■ Task goal: Locate every line in the records below that contains the word "pixel", and copy each one.

■ Dataset records:
====

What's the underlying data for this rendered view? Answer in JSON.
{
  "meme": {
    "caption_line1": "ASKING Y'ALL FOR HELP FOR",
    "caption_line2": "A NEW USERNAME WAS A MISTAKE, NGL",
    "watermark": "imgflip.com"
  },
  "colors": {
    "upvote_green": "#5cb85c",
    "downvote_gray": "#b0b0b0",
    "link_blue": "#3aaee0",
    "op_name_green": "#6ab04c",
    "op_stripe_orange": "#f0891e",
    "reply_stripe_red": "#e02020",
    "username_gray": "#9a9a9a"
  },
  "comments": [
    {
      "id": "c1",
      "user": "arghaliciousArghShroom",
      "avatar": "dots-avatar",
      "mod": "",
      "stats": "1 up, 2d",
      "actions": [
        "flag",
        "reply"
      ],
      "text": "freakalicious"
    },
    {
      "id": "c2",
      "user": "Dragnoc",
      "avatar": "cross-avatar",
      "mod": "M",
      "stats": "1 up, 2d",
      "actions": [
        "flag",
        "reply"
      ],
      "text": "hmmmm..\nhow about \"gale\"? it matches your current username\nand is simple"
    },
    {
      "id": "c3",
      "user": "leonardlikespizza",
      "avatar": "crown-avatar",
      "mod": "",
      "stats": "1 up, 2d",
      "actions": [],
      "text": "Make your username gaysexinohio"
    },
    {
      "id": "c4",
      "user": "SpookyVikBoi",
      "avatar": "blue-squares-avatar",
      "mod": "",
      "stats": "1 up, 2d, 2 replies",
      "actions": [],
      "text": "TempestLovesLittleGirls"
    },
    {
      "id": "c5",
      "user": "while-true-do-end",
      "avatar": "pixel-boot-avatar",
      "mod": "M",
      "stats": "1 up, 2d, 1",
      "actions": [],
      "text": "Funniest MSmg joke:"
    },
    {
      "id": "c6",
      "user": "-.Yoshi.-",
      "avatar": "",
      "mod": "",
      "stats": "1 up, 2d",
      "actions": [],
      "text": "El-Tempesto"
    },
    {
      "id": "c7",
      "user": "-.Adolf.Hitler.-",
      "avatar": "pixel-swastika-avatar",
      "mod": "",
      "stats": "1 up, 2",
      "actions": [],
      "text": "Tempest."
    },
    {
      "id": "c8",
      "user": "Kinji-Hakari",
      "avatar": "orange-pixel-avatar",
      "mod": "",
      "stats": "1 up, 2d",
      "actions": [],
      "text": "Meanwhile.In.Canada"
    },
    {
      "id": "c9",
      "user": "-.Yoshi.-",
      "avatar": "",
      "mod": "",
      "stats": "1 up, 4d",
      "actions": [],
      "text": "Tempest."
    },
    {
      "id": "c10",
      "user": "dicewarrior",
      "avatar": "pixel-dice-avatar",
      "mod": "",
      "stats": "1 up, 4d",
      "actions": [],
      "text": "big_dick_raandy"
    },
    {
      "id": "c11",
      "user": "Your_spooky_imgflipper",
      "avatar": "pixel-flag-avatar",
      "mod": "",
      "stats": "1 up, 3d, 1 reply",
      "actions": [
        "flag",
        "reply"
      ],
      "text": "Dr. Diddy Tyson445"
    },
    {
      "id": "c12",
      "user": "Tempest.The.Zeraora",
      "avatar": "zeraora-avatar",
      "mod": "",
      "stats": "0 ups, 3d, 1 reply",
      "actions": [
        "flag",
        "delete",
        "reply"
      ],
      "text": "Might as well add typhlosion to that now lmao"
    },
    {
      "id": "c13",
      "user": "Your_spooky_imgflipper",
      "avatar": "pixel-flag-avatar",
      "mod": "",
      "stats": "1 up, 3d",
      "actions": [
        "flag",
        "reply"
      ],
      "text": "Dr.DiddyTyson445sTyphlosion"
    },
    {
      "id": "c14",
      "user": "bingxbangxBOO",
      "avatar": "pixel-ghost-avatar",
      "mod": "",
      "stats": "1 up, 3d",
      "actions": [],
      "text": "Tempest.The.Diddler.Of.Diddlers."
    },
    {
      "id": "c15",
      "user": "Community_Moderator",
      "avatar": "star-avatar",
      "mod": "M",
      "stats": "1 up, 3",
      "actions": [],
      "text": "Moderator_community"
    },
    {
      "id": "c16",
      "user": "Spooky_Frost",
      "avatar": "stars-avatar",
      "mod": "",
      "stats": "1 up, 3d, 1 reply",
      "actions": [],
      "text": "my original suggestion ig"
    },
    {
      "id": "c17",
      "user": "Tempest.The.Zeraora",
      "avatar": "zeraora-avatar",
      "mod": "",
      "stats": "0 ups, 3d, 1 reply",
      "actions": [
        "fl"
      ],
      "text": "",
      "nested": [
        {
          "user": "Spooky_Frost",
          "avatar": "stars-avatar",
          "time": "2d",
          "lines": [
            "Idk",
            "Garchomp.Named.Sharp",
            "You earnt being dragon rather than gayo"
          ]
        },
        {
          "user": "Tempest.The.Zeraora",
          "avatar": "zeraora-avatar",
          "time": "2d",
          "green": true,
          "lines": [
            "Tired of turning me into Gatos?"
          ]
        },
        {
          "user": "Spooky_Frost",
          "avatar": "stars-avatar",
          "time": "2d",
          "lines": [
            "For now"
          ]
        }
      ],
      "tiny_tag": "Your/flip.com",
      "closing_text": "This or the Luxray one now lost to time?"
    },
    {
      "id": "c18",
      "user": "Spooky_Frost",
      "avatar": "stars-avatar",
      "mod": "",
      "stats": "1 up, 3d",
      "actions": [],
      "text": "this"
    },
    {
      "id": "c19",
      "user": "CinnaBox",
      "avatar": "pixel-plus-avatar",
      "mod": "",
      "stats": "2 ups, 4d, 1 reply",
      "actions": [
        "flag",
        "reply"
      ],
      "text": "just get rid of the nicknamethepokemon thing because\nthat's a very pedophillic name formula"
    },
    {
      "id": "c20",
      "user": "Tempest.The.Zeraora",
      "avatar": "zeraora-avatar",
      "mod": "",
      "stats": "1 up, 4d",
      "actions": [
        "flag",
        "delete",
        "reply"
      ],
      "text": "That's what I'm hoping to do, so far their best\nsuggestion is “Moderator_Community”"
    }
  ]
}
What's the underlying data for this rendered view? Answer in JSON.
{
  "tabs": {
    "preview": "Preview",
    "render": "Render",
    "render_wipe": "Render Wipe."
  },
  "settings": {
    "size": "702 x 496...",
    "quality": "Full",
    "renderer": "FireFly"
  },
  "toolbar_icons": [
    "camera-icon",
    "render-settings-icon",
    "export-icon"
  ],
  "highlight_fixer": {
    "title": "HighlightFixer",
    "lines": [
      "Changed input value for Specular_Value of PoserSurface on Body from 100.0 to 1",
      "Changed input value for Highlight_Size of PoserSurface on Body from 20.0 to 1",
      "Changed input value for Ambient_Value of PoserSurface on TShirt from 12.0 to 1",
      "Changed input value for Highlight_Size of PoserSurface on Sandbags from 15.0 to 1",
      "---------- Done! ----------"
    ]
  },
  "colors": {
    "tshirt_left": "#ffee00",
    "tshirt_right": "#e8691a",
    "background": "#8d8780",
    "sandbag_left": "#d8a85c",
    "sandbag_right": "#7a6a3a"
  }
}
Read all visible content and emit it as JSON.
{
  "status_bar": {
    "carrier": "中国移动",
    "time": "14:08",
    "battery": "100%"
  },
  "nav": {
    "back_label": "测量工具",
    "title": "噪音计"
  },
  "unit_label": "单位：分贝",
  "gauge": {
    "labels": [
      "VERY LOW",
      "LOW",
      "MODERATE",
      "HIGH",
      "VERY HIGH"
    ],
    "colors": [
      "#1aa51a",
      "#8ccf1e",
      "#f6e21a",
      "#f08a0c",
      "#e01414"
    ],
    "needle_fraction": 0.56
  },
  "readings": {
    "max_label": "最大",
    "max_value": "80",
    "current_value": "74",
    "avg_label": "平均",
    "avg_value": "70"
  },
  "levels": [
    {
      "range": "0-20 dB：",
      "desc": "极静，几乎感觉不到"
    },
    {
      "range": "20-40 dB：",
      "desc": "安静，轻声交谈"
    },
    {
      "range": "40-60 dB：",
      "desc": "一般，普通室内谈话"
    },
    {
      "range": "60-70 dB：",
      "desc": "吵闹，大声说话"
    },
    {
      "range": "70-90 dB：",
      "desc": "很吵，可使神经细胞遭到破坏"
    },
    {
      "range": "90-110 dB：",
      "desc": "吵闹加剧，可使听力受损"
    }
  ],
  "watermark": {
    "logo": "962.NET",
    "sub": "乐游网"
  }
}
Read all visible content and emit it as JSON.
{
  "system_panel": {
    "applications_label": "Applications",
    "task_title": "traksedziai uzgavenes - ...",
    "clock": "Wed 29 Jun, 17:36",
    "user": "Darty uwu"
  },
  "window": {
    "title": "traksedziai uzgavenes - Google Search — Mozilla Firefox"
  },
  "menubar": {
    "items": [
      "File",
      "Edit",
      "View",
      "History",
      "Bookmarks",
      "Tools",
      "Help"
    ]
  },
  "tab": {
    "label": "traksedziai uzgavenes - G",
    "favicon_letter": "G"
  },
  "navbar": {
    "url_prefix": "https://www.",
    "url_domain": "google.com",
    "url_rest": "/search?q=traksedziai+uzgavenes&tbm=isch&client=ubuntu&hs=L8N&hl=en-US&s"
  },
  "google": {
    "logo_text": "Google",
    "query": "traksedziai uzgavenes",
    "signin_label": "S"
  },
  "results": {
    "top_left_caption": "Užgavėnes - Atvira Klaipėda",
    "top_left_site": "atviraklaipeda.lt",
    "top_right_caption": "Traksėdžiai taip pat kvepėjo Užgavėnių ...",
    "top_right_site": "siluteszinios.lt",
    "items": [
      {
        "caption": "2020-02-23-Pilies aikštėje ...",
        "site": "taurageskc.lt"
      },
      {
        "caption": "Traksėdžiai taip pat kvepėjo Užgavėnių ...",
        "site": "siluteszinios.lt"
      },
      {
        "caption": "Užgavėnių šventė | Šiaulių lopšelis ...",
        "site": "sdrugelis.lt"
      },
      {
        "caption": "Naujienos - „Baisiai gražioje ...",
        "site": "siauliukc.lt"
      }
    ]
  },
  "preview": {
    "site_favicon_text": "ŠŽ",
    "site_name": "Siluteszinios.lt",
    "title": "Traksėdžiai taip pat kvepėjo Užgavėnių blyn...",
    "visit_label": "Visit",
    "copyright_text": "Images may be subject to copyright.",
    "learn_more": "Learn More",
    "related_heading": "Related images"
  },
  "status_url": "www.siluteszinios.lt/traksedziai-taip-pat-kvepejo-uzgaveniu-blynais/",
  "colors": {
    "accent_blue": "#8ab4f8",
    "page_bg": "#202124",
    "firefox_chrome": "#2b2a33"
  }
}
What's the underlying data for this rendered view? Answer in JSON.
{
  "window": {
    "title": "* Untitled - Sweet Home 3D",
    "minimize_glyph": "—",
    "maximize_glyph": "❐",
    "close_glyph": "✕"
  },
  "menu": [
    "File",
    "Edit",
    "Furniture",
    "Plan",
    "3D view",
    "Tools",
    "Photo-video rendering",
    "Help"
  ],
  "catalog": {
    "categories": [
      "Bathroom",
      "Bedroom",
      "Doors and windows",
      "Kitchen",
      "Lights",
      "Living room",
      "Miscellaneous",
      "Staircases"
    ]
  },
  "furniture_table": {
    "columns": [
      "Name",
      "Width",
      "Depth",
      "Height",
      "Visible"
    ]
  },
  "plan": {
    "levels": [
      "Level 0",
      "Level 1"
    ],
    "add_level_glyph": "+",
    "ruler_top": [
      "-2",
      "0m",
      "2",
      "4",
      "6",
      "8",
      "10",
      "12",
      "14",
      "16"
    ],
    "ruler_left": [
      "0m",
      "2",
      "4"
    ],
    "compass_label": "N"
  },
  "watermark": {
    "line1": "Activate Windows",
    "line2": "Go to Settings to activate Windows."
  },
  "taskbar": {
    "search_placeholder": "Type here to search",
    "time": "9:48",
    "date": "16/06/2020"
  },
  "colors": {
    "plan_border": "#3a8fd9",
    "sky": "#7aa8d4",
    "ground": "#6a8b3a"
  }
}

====

■ Task answer:
      "avatar": "pixel-boot-avatar",
      "avatar": "pixel-swastika-avatar",
      "avatar": "orange-pixel-avatar",
      "avatar": "pixel-dice-avatar",
      "avatar": "pixel-flag-avatar",
      "avatar": "pixel-flag-avatar",
      "avatar": "pixel-ghost-avatar",
      "avatar": "pixel-plus-avatar",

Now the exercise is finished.